Typically in Shintaido we avoid explicit instruction concerning breathing and we say we breathe "naturally," but this is deceptively simple. It doesn't necessarily mean to just abandon being attentive to your breathing. However, there are other possibilities besides consciously controlling the breathing, which involve listening to the body taking priority over controlling it. If the body has it's own wisdom, then the communication between the body and the conscious mind (or will) is a two-way street. Signals go in both directions, and rather than trying to control our bodies to do certain movements (or to breathe in certain way), we might try to tune our bodies so that— like tuning an antenna— we can become more receptive to the rhythms of the universe that are naturally mirrored in each of our bodies.

The concept that fundamental natural processes are mirrored both in the larger universe (Japanese dai shizen 大自然, lit. "great nature" or Mother Nature) and within ourselves has a long tradition in Japanese and Chinese philosophy, especially Taoism and Neo-Confucianism. (Neo-Confucianism 理學 was a philosophical system in China that developed from the 9th to 13th centuries C.E. and synthesized Confucian, Taoist, and Buddhist thought).

From the scientific point of view, breathing is generally regulated by the autonomic nervous system (ANS), meaning that it carries on without conscious control (for example when sleeping or thinking about something else). However, unlike most other autonomic functions like heartbeat, digestion or dilation of the pupils, breathing can be consciously controlled quite easily (within limits) by anyone. So it lies in some ways on the cusp of conscious and autonomic functions.

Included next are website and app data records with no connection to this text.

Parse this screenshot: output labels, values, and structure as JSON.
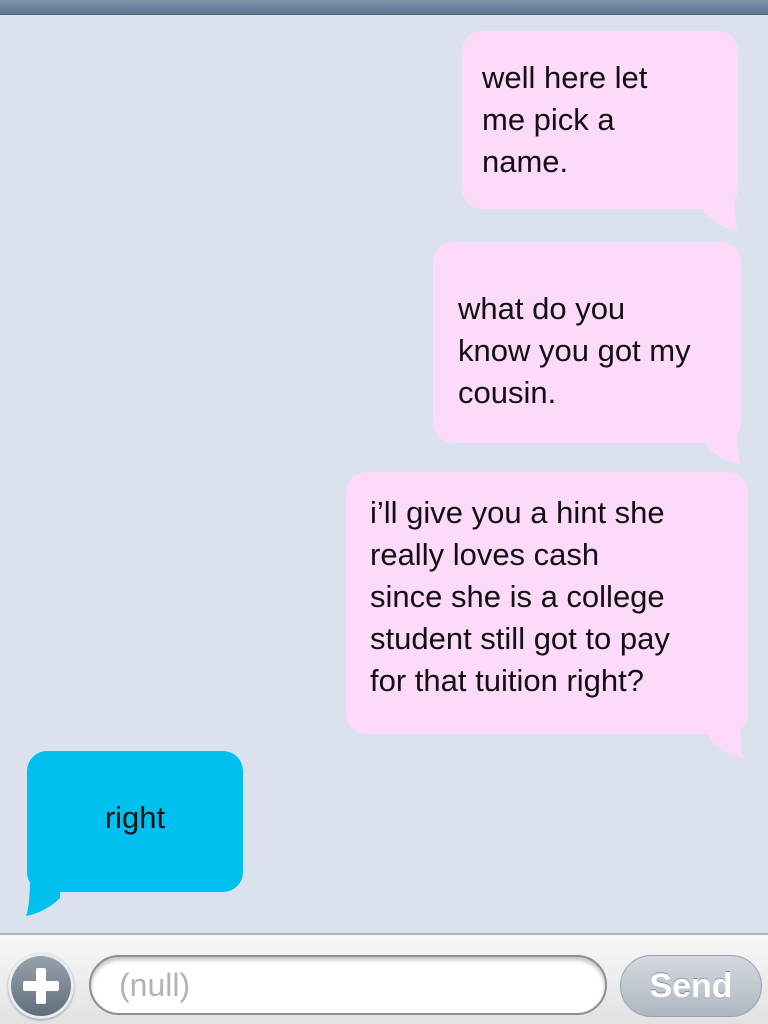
{
  "thread": {
    "messages": [
      {
        "direction": "outgoing",
        "text": "well here let\nme pick a\nname."
      },
      {
        "direction": "outgoing",
        "text": "what do you\nknow you got my\ncousin."
      },
      {
        "direction": "outgoing",
        "text": "i’ll give you a hint she\nreally loves cash\nsince she is a college\nstudent still got to pay\nfor that tuition right?"
      },
      {
        "direction": "incoming",
        "text": "right"
      }
    ]
  },
  "composer": {
    "add_icon": "plus-circle-icon",
    "placeholder": "(null)",
    "value": "",
    "send_label": "Send"
  },
  "colors": {
    "outgoing_bubble": "#fdd9fa",
    "incoming_bubble": "#00c0f0",
    "background": "#dbe2ed"
  }
}
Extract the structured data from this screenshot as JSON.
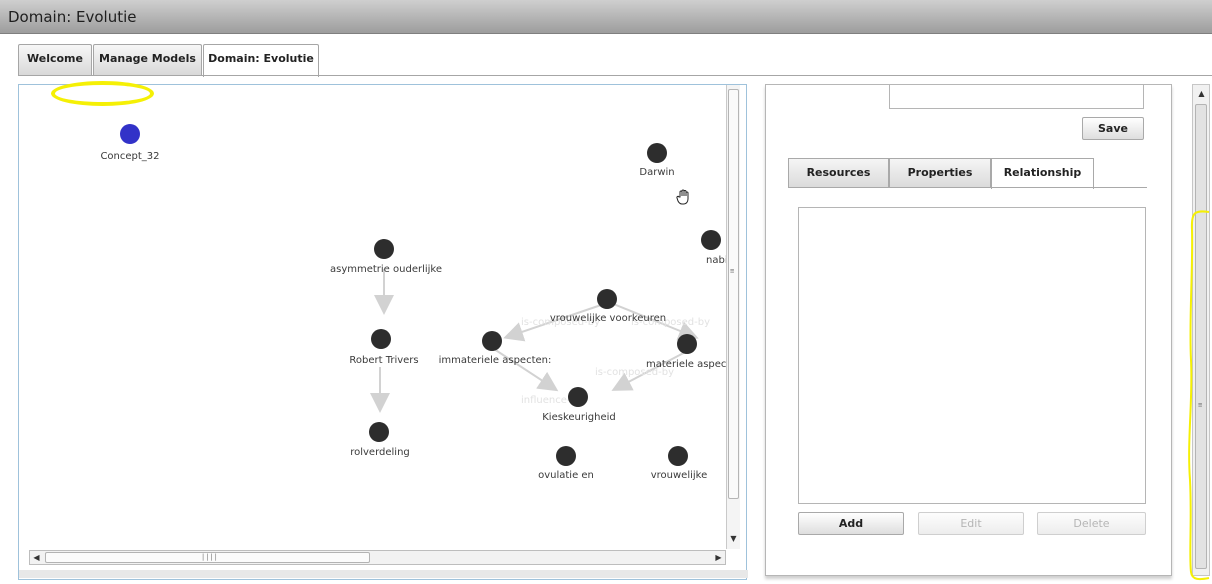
{
  "window": {
    "title": "Domain: Evolutie"
  },
  "tabs": [
    {
      "label": "Welcome"
    },
    {
      "label": "Manage Models"
    },
    {
      "label": "Domain: Evolutie"
    }
  ],
  "graph": {
    "nodes": [
      {
        "label": "Concept_32",
        "selected": true
      },
      {
        "label": "Darwin"
      },
      {
        "label": "nabijhe"
      },
      {
        "label": "asymmetrie ouderlijke"
      },
      {
        "label": "Robert Trivers"
      },
      {
        "label": "rolverdeling"
      },
      {
        "label": "vrouwelijke voorkeuren"
      },
      {
        "label": "immateriele aspecten:"
      },
      {
        "label": "materiele aspecte"
      },
      {
        "label": "Kieskeurigheid"
      },
      {
        "label": "ovulatie en"
      },
      {
        "label": "vrouwelijke"
      }
    ],
    "edge_labels": [
      {
        "text": "is-composed-by"
      },
      {
        "text": "is-composed-by"
      },
      {
        "text": "influence-on"
      },
      {
        "text": "is-composed-by"
      }
    ],
    "colors": {
      "node": "#2d2d2d",
      "selected_node": "#3232c8",
      "edge": "#d2d2d2"
    }
  },
  "panel": {
    "save_label": "Save",
    "tabs": [
      {
        "label": "Resources"
      },
      {
        "label": "Properties"
      },
      {
        "label": "Relationship"
      }
    ],
    "add_label": "Add",
    "edit_label": "Edit",
    "delete_label": "Delete"
  },
  "annotation_color": "#f5f005"
}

This suggests that when we deliberately control the breathing using specific techniques (as in many types of Qigong and yoga), we are actually working with the the brain and the relationship between different parts of the nervous system. These kinds of techniques may be effective, but probably should not be approached lightly. Traditionally they pre-supposed complete dedication to an entire system of training, and were also considered potentially dangerous even for initiates. Generally this kind of control of breathing is not much practiced in Shintaido, which is intended to be safe and accessible to everyone.

However (as hinted at in Part 1), this doesn't mean that Shintaido entirely lacks a specific approach to breathing. Does Shintaido include some kind of "tuning" methods (as referred to above) that also concern breathing? A little bit of deeper investigation into the basic techniques of Shintaido that are taught to every beginner reveals many hidden treasures... stay tuned.